2014 will witness the renewal of all of the European institutions whilst the crisis is still affecting our continent.  Some doubt that we can overcome this challenge. Many fear extremes will vanquish, notably in the election of the EUropean Parliament, thereby weakening the extraordinary successes of the union of Europe. Of course reform has to be undertaken, transformations made. We have to adapt and often we show how impatient we are about this. But the European project will not stop here. It is almost irreversible. We have to feed it, drive it along, constantly improve it.  "Ideas are nothing without the men who are the only ones to feed them," said Emmanuel Mounier.

The Robert Schuman Foundation will continue to be a place of work, constructive proposal and it will assume its full role in the work of faith that has to be undertaken. We publish the leading European e-journal which has over 200,000 subscribers. We produce more studies than most think-tanks in Europe. We host one of the most extensive networks of experts and authors on the continent. We do this with a small team and a budget which is as restricted as our ambitions are great. All of those who are interested in Europe participate in its work. Businesses need expertise, private parties need information, militants of the European cause - all are welcome in helping us to support one of the greatest think-tanks that works for Europe.

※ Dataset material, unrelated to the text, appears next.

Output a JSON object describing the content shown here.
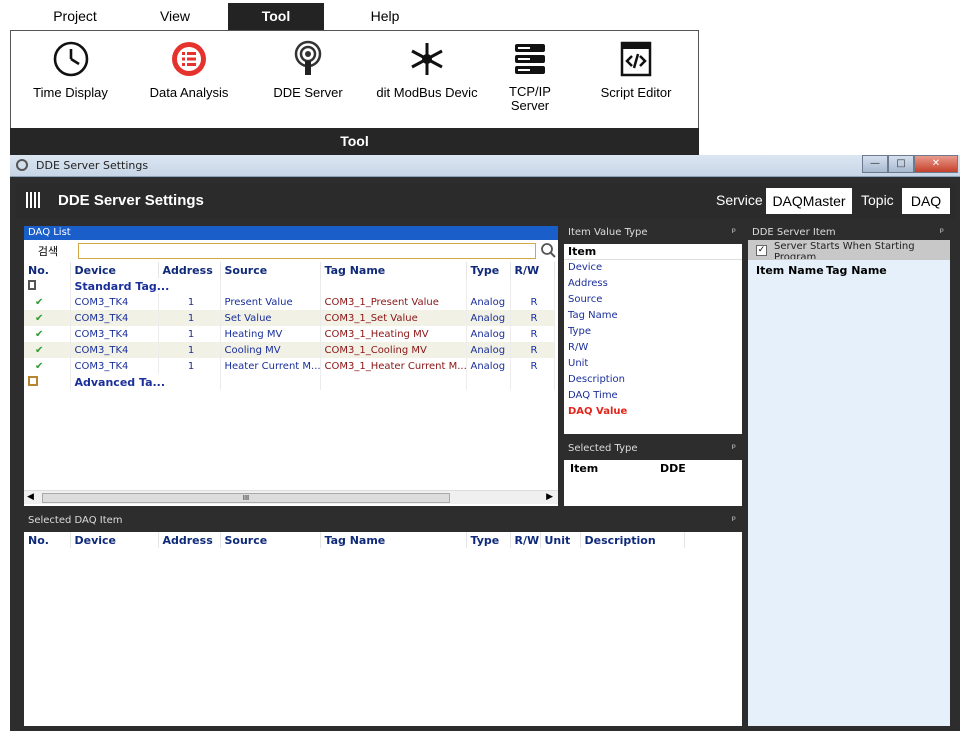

The European project requires an almost daily commitment. It is vital more than ever before in this century of constant change that disturbs our fellow countrymen and threatens our model. As the Japanese saying goes: "the only permanent thing in this world is change." And that is what we are experiencing.

To master this our nations are no longer alone. We must work together more systematically to help our continent adapt. This requires public leaders and certainly more European commitment. We will help them in this. This requires imagination, creativity - we have this. We need courage. This is the lesson to be learned from Robert Schuman who left us fifty years ago.

Jean-Dominique GIULIANI


de la Fondation Robert Schuman